Is there anything more guilt-inducing than New Year’s resolutions?

We tell ourselves we’ll lose 30 pounds, quit smoking and get more exercise. And by Valentine’s Day, we’re bummed out that we haven’t been able to make a dent in any of those.

Resolutions are especially easy to recommend to others.

We all know who should quit smoking, lose 30 pounds and get more exercise. It’s those other folks, not us. (Just for the record, I don’t smoke.)

But in an attempt at something approaching journalistic honesty, I’m prepared to go public with some own personal resolutions on my part.

Can I keep them?

Time will tell.

Here goes:

•Hike trails in at least two — maybe three — more Indiana State Parks. Connie and I have hiked Brown County, Turkey Run, McCormick’s Creek, Clifty Falls, Indiana Dunes, Spring Mill and Ouabache. But we ought to be able to add Pokagon and Mounds or Whitewater with no trouble.

•Pick up that one-page start to a novel that I wrote about a year ago. It was pretty bad, but at least it was a start. And it was a better jumping off point than the — mercifully unpublished — novel I wrote more than 45 years ago. That one should stay in the filing cabinet. A fresh start is worth a try.

•Lose some weight. Okay, is that a few pounds? Or is it more meaningful? At this point, I don’t know. But it deserves to be on the agenda. It probably deserves to be on the agenda for all of us.

•Acquire a baritone ukelele and master it. Back in the day, I knew more than a few chords and could serenade you with children’s songs from Raffi’s repertoire. But that old instrument is beyond repair, and I’ve been slow to replace it. For reasons that are hard to explain, I have since acquired a guitar. But I’m more comfortable with a baritone uke. The guitar will have to wait for some other year’s resolutions.

•Discover at least three new authors in the year ahead. I have a list of recommendations from an old friend. I have Christmas gifts just waiting to be read. But it’s always exciting to discover new voices and new perspectives.

•Continue the tradition born in 2019 to have Saturday lunch as a date with my wife.

•Get out my colored pencils and start drawing again. About 25 years ago, I went through a flurry of drawing and sketching. Was it any good? Who is to say? But it brought me great pleasure. Somewhere along the line, however, it got sidelined. It “fell off the desk” is how I put it at the time. There were too many other demands on my time, but I miss the pleasure of doodling and sketching and — maybe once in awhile — creating something that I’m happy with.

•Stay off Facebook. I am a rarity in my age group as a non-Facebooker. And I intend to stay that way. I’ve never figured out why I would want to trade away my personal and private information to a huge corporation that would then sell my info as a commodity. Email works. Phone calls work. Visits work. Facebook tends to be toxic.

•Maintain my less-than-rigorous workout routine. I might boost the number of push-ups or the number of sit-ups, but at my age I figure the levels are just about right. For an old guy.

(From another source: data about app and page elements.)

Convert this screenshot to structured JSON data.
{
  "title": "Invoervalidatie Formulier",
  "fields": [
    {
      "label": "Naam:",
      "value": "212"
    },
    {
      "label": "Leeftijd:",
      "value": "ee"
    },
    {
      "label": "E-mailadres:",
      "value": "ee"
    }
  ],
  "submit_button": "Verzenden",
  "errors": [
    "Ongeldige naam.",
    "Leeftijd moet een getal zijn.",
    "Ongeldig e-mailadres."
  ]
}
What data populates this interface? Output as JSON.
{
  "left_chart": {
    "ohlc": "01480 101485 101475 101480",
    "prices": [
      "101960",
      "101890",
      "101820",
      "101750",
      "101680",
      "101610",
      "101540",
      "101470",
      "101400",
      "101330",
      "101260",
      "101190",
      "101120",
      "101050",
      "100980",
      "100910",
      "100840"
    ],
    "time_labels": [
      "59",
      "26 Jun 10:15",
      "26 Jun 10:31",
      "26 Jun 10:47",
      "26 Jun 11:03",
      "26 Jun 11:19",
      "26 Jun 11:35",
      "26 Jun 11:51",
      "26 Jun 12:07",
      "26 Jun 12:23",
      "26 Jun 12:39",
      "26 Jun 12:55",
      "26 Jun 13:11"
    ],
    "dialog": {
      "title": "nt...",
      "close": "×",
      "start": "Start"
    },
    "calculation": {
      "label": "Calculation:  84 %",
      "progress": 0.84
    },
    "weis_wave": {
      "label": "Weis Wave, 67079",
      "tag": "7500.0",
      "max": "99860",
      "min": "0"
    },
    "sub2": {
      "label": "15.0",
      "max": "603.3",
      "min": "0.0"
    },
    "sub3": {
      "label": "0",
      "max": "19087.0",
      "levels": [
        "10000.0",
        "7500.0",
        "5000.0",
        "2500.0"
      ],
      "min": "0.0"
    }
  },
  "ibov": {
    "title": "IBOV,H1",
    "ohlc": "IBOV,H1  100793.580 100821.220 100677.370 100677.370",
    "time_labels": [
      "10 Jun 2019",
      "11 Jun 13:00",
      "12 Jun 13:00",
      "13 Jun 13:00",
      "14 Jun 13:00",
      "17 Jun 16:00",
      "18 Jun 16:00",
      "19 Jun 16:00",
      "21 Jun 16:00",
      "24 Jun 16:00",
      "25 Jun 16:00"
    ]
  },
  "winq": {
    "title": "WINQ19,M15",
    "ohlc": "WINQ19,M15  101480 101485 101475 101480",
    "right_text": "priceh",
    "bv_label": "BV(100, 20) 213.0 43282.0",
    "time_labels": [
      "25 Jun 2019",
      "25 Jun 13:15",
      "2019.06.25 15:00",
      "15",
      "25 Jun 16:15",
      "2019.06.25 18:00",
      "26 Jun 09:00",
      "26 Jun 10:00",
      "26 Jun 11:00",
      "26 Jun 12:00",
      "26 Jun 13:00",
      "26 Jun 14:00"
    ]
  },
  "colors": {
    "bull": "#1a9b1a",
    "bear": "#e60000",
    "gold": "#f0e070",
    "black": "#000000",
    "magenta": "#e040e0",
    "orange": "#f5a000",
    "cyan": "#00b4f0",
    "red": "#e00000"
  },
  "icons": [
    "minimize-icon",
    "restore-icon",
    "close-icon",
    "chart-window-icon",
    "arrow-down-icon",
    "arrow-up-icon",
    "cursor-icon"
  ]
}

•Visit at least one foreign country. This is a hard one because schedules and budgets are a factor. Last year, we only made it to Canada. I figure we can do better in 2020.

•Shovel the snow off the walk — with moderation. These days, I’m very aware of news stories about guys in their 70s having heart attacks while shoveling snow. So, while I still want to shovel, I’ll take it easy. Promise.

•Taste at least three new foods. That one should be easy. My wife is an excellent and adventurous cook.

•Clean out the garage. Again.